A good number of sculptors were remunerated by the temples to adorn the elaborate pillars and archways with renderings of the gods up until the stage came to a close and countless Greeks began to think of their religion as superstitious rather than sacred, when it became more typical for sculptors to portray everyday men and women as well. Portraiture came to be commonplace as well, and would be welcomed by the Romans when they conquered the Greeks, and quite often well-off households would order a representation of their progenitors to be put inside their grand familial burial tombs.Ancient Greece: Architectural Statuary 0713754294871401.jpg All through the years of The Greek Classical period, a time of visual progress, the use of sculpture and many other art forms transformed, so it is incorrect to think that the arts served merely one purpose. Whether to fulfill a visual desire or to commemorate the figures of religion, Greek sculpture was actually an inventive practice in the ancient world, which may well be what attracts our focus currently.

The Major Characteristics of Ancient Greek Sculpture

Up right up until the Archaic Greeks developed the first freestanding sculpture, a remarkable triumph, carvings had chiefly been accomplished in walls and pillars as reliefs. For the most part the statues, or kouros figures, were of adolescent and attractive male or female (kore) Greeks. Representing beauty to the Greeks, the kouroi were made to look stiff and always had foot in front; the males were vigorous, powerful, and naked. The kouroi started to be life-sized commencing in 650 BC. The Archaic period was tumultuous for the Greeks as they evolved into more sophisticated forms of federal government and art, and obtained more information about the peoples and cultures outside of Greece. Similar to other periods of historical conflict, arguments were common, and there were battles between city-states like The Arcadian wars, the Spartan invasion of Samos.

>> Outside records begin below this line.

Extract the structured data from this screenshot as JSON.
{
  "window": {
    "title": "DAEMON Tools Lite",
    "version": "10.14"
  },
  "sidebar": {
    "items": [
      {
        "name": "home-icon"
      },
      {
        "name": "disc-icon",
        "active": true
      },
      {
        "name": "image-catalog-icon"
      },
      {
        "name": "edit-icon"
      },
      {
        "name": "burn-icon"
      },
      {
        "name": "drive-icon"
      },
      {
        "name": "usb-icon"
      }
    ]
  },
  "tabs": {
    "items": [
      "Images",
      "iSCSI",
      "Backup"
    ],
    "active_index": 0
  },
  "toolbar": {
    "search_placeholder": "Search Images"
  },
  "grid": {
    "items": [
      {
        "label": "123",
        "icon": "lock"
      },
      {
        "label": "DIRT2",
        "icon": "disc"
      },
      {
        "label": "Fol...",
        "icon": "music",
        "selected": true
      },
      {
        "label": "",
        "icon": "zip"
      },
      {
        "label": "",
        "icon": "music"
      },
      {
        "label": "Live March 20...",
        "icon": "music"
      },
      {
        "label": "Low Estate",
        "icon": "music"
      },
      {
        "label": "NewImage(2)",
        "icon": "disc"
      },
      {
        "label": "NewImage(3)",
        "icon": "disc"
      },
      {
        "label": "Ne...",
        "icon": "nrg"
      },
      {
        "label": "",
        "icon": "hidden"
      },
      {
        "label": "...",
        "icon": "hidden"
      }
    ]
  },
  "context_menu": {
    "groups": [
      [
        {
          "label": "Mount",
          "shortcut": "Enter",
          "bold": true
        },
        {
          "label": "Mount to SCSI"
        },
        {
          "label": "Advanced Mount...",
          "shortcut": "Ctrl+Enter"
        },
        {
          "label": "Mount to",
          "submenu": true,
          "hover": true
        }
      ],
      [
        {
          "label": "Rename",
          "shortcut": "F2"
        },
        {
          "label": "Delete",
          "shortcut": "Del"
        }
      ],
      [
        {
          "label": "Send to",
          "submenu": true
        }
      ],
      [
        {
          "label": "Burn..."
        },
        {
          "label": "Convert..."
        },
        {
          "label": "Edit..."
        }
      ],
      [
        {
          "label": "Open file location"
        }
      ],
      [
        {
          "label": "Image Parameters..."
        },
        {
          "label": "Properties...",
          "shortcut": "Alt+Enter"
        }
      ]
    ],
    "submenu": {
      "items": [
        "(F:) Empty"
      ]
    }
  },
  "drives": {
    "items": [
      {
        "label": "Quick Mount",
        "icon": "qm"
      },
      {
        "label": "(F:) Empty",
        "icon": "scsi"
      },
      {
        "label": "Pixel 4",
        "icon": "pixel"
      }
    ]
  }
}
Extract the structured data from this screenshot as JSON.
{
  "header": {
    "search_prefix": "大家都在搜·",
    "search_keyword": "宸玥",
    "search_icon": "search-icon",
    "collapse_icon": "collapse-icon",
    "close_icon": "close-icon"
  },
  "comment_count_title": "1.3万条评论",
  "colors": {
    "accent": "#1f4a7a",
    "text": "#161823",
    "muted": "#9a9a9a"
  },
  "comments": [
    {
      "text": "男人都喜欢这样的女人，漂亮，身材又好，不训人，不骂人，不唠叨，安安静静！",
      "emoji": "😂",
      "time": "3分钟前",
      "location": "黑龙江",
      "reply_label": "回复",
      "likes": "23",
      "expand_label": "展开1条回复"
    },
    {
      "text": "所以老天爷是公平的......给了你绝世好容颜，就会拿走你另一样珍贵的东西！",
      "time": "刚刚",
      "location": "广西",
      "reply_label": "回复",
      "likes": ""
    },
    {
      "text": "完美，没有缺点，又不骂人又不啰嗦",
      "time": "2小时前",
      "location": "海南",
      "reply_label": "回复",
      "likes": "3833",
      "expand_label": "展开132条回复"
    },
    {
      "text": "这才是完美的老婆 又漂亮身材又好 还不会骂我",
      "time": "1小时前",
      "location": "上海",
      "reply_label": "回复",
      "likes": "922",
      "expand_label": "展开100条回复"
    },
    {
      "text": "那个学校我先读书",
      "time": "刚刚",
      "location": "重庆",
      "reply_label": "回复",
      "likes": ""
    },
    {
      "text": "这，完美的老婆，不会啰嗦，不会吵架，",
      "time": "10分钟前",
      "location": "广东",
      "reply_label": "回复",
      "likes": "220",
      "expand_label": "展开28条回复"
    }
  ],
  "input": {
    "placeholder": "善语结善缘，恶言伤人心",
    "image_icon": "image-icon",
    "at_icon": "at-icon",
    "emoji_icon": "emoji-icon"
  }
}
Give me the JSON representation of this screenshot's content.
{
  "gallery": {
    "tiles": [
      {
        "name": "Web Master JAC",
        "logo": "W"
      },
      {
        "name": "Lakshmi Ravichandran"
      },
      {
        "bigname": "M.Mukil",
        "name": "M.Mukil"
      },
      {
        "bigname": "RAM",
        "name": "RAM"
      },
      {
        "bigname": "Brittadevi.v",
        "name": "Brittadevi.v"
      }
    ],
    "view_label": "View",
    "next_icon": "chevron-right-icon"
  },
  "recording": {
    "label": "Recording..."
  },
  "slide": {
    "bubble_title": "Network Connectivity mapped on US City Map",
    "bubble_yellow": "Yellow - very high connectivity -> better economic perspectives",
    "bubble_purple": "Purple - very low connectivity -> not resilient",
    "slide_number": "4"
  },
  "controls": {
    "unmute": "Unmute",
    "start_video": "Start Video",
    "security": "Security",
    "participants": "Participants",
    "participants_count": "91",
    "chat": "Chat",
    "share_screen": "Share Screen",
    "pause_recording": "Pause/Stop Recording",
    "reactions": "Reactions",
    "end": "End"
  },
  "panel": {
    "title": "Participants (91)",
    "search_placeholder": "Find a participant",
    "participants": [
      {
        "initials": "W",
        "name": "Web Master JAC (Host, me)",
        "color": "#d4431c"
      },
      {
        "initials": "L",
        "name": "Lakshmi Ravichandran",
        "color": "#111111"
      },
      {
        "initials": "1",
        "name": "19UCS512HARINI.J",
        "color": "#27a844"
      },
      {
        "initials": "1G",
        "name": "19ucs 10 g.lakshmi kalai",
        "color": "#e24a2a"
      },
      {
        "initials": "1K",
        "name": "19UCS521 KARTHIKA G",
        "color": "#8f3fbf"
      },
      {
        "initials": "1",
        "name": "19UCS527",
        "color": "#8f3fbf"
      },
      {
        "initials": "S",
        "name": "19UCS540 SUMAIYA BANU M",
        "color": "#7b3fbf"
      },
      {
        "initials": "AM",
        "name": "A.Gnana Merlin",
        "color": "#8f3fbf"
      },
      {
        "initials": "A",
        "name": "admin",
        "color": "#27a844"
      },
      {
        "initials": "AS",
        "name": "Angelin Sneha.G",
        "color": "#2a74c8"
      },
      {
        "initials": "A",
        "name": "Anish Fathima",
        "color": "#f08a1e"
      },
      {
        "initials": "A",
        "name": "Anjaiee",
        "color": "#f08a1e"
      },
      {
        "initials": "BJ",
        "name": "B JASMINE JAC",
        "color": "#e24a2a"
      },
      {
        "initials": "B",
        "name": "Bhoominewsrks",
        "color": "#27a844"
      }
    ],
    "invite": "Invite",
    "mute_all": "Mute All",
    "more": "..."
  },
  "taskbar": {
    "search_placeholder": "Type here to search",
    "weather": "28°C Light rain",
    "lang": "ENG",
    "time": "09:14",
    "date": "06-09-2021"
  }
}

Water Features: The Minoan Culture

Various different kinds of conduits have been discovered through archaeological digs on the isle of Crete, the birthplace of Minoan civilization. These were applied to furnish cities with water as well as to lessen flooding and get rid of waste material. Stone and terracotta were the elements of choice for these channels. Whenever terracotta was used, it was frequently for waterways as well as pipes which came in rectangular or circular patterns. These incorporated cone-like and U-shaped clay piping which were unique to the Minoans. Terracotta water lines were laid below the floor surfaces at Knossos Palace and used to move water. The water pipes also had other applications such as amassing water and channeling it to a primary location for storing. Hence, these pipelines had to be able to: Subterranean Water Transportation: It is not really known why the Minoans required to transport water without it being noticed.Water Features: Minoan Culture 541650615.jpg Quality Water Transportation: Considering the evidence, a number of historians suggest that these pipes were not connected to the prevalent water delivery system, offering the residence with water from a different source.